[Entries taken from a collection]
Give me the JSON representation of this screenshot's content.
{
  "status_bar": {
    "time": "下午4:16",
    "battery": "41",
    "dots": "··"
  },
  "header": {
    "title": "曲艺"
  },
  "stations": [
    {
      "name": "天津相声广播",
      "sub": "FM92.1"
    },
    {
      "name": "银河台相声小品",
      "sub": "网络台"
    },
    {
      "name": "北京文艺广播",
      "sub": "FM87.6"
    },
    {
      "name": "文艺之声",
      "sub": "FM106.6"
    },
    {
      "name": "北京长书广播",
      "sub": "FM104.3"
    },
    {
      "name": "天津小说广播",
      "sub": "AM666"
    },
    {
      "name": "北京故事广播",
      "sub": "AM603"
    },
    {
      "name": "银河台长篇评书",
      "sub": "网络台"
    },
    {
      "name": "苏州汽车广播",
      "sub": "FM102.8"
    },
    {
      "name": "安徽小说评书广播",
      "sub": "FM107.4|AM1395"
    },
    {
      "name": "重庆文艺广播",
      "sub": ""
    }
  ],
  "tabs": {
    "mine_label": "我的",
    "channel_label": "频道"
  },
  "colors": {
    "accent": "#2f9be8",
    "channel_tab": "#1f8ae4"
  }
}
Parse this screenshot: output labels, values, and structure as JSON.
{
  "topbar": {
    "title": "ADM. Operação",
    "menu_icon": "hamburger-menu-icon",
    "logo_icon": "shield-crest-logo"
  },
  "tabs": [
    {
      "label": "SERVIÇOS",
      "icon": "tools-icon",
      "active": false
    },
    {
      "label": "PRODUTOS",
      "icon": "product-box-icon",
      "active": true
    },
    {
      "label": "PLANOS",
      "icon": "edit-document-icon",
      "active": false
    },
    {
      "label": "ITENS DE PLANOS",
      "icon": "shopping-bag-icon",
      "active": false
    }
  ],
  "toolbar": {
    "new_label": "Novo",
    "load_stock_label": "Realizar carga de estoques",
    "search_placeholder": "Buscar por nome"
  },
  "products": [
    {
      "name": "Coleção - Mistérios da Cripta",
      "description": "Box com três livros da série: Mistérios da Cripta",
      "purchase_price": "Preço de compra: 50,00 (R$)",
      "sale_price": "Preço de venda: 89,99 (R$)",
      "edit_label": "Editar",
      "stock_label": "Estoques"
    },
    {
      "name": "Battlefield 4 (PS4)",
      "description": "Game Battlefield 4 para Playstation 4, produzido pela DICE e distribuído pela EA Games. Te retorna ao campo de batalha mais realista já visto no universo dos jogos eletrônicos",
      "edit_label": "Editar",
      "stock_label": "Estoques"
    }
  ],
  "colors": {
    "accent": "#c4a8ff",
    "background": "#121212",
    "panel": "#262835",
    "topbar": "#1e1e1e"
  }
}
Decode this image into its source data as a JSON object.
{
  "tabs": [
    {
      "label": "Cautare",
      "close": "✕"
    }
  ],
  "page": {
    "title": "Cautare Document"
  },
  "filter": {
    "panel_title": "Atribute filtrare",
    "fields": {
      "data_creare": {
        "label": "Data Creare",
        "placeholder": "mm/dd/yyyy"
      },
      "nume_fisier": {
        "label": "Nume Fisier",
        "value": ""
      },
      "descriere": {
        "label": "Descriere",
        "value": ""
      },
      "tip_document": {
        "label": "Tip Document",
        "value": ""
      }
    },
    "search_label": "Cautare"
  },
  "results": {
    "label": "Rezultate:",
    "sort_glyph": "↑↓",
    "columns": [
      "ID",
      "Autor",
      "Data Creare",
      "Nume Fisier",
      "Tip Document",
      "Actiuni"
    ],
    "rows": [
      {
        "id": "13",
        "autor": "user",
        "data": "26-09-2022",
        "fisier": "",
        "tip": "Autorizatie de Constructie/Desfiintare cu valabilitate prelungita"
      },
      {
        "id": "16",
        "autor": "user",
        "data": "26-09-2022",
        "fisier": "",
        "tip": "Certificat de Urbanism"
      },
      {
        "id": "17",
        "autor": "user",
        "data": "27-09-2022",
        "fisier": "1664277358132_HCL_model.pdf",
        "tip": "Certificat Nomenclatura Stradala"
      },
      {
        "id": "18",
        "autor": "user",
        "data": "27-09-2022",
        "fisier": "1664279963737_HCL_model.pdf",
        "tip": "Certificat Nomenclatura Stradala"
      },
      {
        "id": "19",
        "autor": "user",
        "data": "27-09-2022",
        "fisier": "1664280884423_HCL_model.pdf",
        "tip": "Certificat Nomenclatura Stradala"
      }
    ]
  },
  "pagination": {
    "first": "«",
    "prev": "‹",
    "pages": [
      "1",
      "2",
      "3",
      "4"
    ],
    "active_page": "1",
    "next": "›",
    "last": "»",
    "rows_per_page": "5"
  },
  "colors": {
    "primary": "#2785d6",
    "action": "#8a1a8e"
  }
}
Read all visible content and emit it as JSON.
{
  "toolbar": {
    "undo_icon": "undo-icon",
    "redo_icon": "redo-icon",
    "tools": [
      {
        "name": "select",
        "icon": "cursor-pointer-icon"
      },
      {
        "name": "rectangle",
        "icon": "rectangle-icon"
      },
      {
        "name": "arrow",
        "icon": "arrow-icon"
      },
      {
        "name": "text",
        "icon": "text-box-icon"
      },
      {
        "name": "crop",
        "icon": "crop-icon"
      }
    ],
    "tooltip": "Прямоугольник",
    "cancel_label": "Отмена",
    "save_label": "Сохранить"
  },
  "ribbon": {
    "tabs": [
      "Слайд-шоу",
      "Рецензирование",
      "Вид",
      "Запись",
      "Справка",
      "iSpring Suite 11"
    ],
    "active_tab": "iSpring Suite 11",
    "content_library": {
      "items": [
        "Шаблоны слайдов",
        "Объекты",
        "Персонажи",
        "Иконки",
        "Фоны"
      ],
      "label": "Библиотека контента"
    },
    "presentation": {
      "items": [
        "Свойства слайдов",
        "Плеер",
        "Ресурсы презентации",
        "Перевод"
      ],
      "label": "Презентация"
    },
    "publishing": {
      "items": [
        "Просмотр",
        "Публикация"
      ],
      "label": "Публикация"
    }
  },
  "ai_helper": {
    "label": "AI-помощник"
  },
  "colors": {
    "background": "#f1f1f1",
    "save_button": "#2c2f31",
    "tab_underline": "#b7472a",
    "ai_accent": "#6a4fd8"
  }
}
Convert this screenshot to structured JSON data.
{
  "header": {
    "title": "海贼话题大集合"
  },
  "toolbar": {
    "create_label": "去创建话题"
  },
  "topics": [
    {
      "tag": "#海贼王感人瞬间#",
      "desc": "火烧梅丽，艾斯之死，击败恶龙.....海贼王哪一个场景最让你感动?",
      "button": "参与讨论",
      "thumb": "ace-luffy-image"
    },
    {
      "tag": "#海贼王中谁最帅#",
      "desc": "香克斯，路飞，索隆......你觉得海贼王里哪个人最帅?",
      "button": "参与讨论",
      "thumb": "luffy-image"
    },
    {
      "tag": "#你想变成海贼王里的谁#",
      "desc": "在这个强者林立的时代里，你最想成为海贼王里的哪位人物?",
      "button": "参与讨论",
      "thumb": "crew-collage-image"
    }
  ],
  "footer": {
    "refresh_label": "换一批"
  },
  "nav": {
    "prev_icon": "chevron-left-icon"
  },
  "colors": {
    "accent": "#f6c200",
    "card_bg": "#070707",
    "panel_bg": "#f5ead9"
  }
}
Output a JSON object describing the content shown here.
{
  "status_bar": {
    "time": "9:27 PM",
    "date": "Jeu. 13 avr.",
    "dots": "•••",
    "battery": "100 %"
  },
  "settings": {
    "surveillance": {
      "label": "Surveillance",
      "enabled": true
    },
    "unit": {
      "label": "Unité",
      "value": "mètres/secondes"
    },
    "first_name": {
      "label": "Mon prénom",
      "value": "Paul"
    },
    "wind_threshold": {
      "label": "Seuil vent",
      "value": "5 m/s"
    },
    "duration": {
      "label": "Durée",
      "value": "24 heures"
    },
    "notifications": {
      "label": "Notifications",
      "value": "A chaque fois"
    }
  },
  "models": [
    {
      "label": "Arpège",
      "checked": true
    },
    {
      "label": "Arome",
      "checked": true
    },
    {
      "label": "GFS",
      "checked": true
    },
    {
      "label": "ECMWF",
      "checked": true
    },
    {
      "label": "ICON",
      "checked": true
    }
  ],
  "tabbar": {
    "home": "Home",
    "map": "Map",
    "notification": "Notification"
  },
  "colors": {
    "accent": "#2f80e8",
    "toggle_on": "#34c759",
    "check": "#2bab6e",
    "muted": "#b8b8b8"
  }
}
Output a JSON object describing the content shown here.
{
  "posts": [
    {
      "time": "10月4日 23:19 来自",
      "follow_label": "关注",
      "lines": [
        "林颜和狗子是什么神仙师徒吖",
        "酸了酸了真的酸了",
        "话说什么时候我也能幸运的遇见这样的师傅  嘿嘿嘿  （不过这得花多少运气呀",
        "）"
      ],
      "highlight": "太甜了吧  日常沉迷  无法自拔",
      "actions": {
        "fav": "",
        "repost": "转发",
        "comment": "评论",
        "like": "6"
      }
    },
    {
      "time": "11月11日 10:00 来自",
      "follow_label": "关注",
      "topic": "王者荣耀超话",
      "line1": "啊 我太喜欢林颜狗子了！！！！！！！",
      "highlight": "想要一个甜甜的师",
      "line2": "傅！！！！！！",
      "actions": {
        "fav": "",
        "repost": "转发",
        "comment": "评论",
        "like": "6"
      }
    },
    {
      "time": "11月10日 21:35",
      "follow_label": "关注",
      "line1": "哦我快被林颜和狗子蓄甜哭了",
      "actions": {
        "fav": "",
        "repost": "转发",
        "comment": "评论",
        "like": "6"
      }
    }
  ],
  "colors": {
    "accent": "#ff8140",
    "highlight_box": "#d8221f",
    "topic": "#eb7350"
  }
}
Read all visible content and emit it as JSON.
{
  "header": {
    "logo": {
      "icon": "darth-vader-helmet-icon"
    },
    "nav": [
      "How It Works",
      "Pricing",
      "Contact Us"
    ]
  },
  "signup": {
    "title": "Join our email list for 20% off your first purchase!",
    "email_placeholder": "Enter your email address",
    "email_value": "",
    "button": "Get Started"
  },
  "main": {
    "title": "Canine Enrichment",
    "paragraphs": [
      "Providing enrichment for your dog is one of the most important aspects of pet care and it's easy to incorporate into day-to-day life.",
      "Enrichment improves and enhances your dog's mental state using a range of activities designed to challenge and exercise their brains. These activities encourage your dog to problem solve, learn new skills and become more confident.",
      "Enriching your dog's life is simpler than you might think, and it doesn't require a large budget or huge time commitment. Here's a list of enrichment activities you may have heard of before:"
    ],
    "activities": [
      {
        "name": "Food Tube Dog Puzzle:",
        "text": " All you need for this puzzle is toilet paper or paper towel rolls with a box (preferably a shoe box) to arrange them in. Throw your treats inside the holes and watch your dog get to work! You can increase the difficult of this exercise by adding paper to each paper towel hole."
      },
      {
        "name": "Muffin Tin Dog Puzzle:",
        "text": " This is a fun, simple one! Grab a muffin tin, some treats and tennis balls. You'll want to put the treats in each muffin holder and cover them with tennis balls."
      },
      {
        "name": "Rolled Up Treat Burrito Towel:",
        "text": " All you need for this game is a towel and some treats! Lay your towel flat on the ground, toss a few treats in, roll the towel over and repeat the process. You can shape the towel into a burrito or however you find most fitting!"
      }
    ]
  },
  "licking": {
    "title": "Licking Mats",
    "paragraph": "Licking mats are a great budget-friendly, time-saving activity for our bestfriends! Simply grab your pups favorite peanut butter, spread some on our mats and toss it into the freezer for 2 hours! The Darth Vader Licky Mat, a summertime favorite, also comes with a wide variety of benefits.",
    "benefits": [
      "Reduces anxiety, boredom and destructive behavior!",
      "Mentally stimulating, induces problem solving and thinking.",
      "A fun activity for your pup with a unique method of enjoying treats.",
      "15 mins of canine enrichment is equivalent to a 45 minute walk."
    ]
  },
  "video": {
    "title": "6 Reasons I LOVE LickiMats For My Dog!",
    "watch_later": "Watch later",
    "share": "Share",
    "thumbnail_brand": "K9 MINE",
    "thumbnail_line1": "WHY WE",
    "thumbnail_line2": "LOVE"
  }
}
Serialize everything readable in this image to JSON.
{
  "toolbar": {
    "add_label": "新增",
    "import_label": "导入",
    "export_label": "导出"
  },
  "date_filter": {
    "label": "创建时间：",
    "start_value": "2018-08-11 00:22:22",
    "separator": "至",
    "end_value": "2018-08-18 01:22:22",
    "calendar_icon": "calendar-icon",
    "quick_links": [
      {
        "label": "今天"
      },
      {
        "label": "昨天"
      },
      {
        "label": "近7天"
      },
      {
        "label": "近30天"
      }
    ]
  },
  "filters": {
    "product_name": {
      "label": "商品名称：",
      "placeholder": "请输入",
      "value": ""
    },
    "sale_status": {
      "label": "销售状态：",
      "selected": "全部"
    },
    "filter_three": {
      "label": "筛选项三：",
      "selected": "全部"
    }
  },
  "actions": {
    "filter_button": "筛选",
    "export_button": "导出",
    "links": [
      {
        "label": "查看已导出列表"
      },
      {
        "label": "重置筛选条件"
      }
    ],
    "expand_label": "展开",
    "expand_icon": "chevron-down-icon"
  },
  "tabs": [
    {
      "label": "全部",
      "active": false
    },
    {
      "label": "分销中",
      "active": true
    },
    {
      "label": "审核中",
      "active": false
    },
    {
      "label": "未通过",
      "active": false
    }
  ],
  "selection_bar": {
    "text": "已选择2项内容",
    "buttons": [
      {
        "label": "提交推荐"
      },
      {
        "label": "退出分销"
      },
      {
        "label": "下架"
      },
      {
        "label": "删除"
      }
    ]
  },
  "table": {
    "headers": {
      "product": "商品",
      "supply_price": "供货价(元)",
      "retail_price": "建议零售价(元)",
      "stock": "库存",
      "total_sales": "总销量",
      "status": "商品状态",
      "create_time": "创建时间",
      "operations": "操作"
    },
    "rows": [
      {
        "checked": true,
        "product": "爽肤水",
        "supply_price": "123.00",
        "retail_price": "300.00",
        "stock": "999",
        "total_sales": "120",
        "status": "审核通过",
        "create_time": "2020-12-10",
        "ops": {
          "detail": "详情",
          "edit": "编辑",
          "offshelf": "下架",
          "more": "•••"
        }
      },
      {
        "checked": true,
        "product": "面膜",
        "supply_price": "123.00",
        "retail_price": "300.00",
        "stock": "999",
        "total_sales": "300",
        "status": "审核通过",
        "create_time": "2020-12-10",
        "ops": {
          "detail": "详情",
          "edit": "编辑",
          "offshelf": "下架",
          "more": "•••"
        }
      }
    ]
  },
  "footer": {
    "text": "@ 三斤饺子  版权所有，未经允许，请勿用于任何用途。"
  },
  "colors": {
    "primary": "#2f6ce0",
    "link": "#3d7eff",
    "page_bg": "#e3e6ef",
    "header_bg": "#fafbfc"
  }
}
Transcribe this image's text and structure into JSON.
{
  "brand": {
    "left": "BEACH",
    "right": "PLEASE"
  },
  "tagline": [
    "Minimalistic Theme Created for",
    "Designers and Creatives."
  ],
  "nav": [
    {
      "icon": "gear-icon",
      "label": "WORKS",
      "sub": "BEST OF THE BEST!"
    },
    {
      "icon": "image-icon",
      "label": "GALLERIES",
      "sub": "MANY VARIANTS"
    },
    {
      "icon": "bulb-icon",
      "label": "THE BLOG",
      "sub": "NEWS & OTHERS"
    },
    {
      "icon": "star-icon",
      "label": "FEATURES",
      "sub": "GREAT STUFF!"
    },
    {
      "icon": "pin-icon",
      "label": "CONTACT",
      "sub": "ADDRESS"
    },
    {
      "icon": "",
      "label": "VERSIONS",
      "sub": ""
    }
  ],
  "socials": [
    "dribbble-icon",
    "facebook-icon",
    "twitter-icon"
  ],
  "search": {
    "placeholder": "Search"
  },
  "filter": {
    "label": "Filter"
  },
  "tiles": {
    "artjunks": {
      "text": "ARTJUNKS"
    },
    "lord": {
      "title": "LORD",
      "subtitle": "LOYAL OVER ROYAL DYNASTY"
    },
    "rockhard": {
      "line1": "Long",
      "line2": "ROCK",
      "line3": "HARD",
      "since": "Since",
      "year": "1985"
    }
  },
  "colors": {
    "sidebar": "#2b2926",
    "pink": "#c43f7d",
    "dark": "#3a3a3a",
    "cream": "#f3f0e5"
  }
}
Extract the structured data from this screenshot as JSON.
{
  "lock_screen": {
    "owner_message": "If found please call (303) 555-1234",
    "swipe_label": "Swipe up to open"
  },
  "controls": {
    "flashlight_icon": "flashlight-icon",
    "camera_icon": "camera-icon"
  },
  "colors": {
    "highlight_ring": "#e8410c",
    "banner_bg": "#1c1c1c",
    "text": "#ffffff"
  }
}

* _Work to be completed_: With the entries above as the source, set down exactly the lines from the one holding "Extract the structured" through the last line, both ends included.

* _Task result_:
Extract the structured data from this screenshot as JSON.
{
  "lock_screen": {
    "owner_message": "If found please call (303) 555-1234",
    "swipe_label": "Swipe up to open"
  },
  "controls": {
    "flashlight_icon": "flashlight-icon",
    "camera_icon": "camera-icon"
  },
  "colors": {
    "highlight_ring": "#e8410c",
    "banner_bg": "#1c1c1c",
    "text": "#ffffff"
  }
}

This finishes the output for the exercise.